As a dedicated Europhile, I have always offered my experience and insights in key fields to EU and national policy-makers on a `pro bono’ basis.  Your support will enable me to maintain and extend this commitment at a time when "hard" Brexit risks are rising and there are rapid changes in financial sector regulation which may well have profound influences on the supply of, and demand for, different asset classes.

Why do I do this pro bono work? I was asked this live on CNBC’s “Closing Bell” a while ago – see the clip of my answer (including the essence of the Temporary Eurobill Fund). The twists and turns of my career have given me a depth and range of experience of participating in the financial markets and politics of Europe for more than 40 years. This breadth enables me to draw out the vital linkages between political, financial and economic events.

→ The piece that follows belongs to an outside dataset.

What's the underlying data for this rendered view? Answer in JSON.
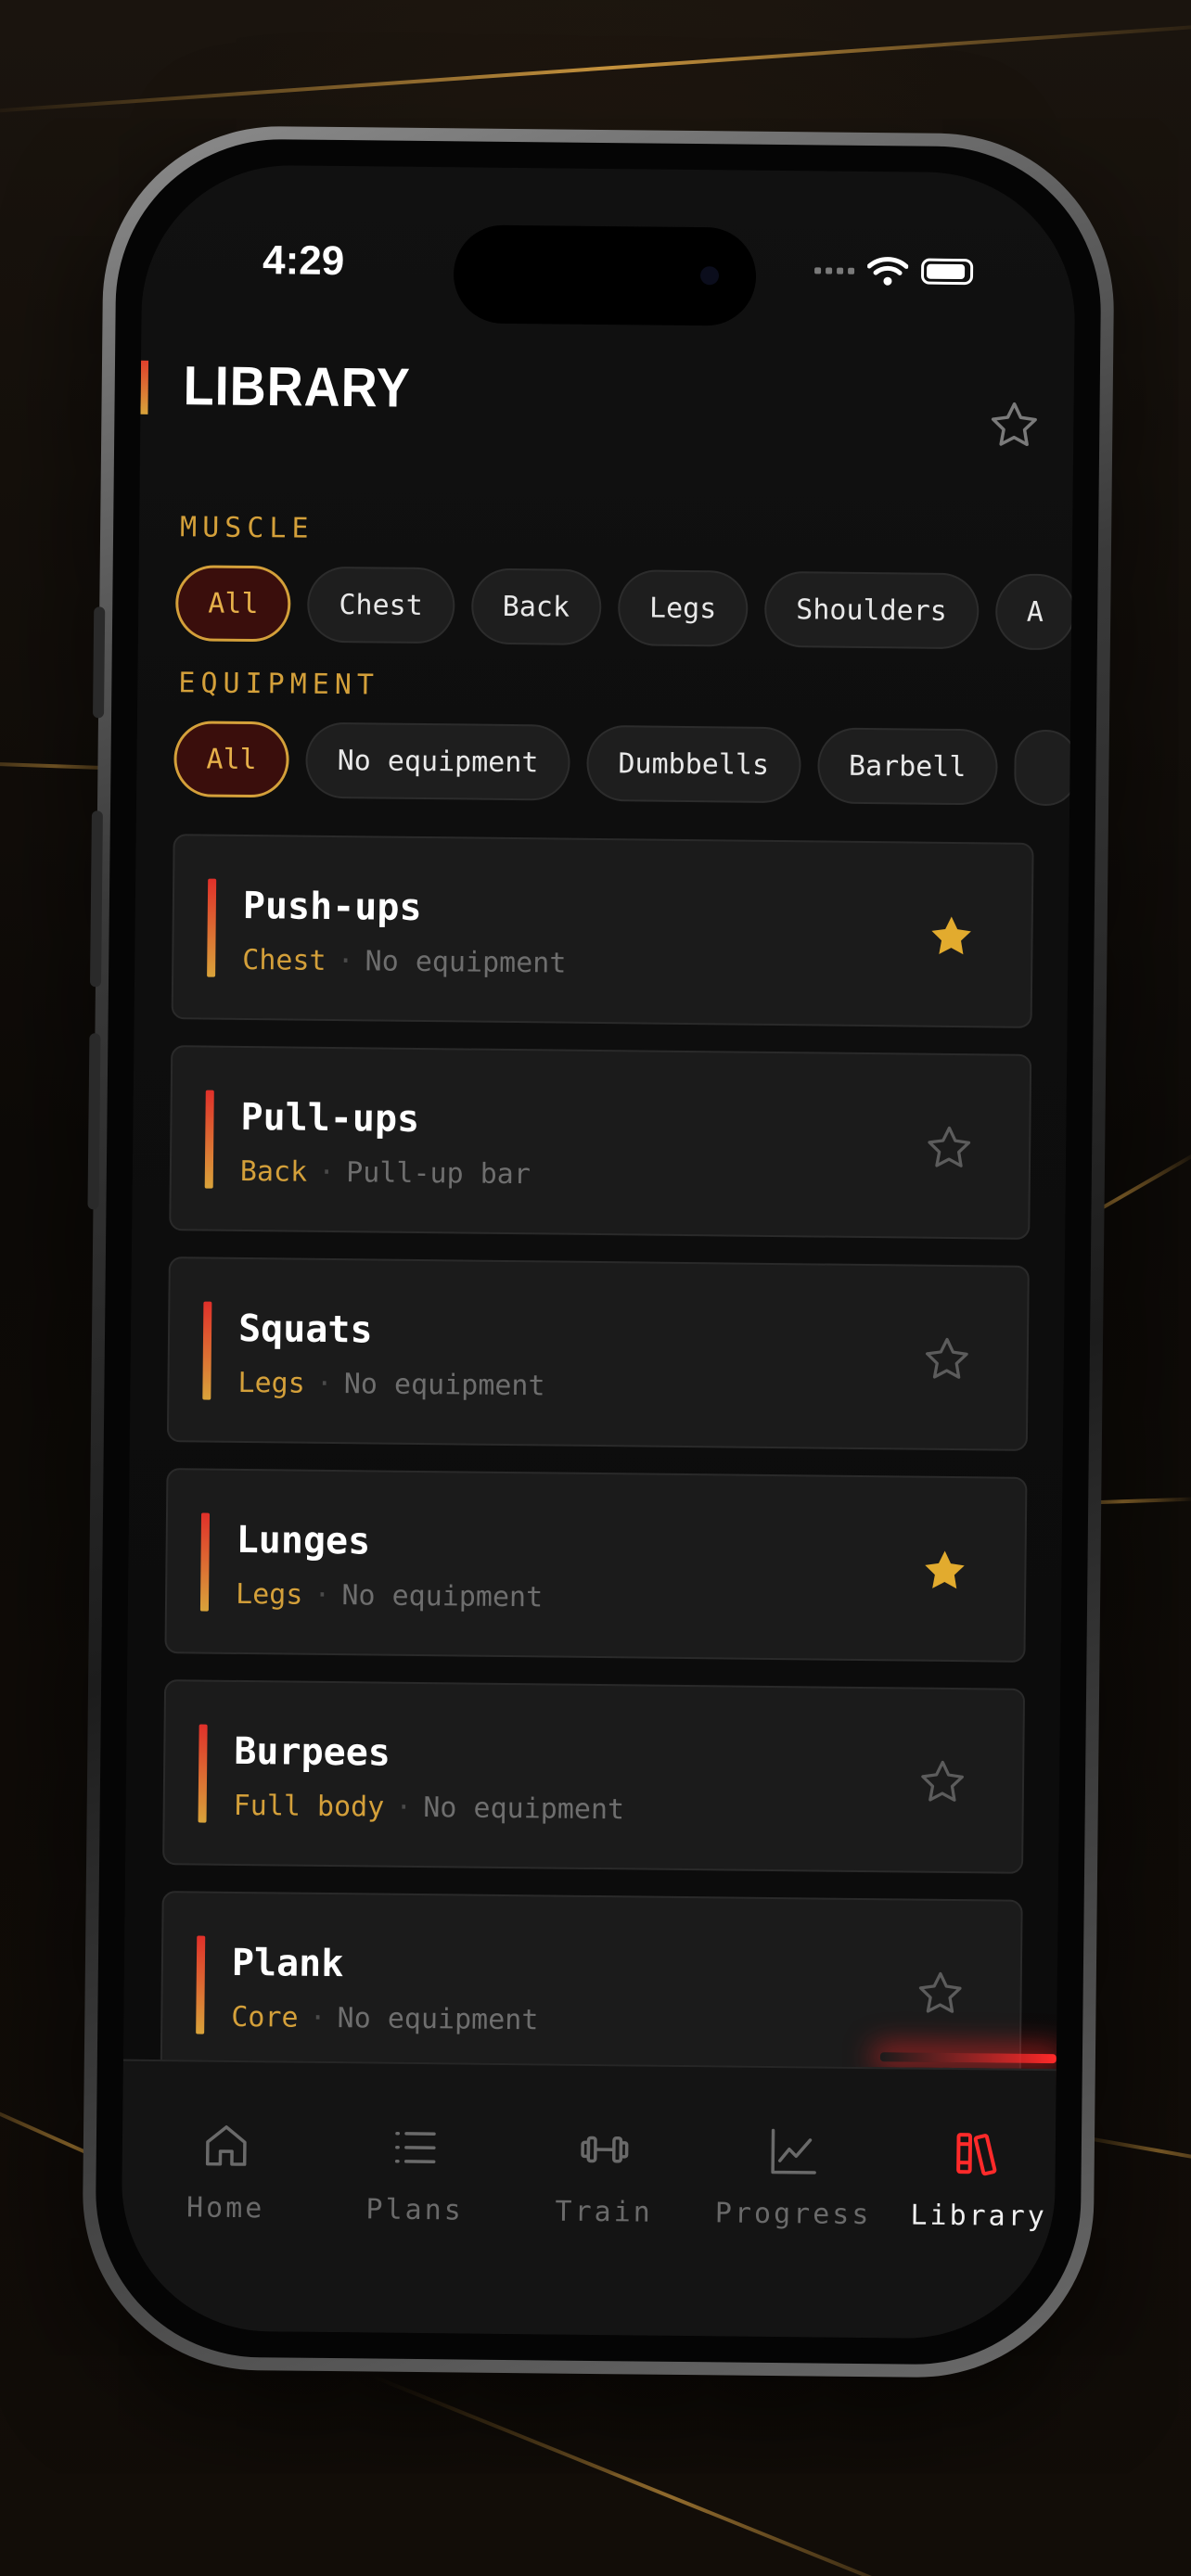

Those twists and turns were not entirely happenstance: I still recall the tales told to me, when I was a little boy, by my grandfather of events - now a century ago - about the suffering he experienced at Ypres and in the trenches of the Somme.  I founded a European Society at University and spent New Year’s Eve of 1992 on a cross-Channel ferry to celebrate free movement of people across borders. That ship was organised by the Kangaroo Group: I was elected to its Board just over a decade later. I have always felt very honoured to serve on various Committees/working groups of the European Commission (see details in my biography) whilst employed by Salomon Brothers. One such group was the `Maas Committee' of Independent Experts that designed the changeover to the euro - putting me amongst the architects of the euro. However, my pro bono work nowadays is at my own expense.

This personal commitment - spanning decades - to a deepening of European financial and political integration has put me in an ideal position to speak with the complete freedom of an independent commentator.

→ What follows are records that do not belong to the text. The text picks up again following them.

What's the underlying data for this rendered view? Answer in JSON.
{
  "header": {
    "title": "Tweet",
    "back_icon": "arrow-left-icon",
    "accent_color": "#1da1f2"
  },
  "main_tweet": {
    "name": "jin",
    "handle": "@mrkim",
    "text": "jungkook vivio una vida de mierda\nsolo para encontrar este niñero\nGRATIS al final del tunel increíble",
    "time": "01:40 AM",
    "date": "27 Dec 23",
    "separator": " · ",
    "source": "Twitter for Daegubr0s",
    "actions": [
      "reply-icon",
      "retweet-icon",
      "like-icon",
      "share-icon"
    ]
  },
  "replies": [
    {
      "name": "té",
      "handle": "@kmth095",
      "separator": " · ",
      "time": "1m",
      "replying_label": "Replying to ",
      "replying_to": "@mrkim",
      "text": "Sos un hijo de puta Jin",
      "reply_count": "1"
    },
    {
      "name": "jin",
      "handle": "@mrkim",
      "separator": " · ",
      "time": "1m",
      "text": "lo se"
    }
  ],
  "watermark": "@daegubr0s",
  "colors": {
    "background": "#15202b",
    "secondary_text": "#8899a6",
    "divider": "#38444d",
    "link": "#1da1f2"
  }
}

However, there has been a heavy price to pay in recent years: the long recession in financial services has been particularly difficult for small suppliers as it is all too easy for companies to snip them off the budget, rather than cut a large supplier with all the knock-on complexities for other services. One result is that no major City of London financial institution supports my work today. This seems a remarkable situation as the logical result of my proposals for, say, Capital Market Union (CMU) should be very beneficial to investors - and thus the firms in the City of London who manage the funds or supply securities to the managers. The personal cost has been very considerable and I would be most grateful for any support you can offer in the future.

Graham Bishop


How you can support this work

Why my `pro bono' work is relevant to market participants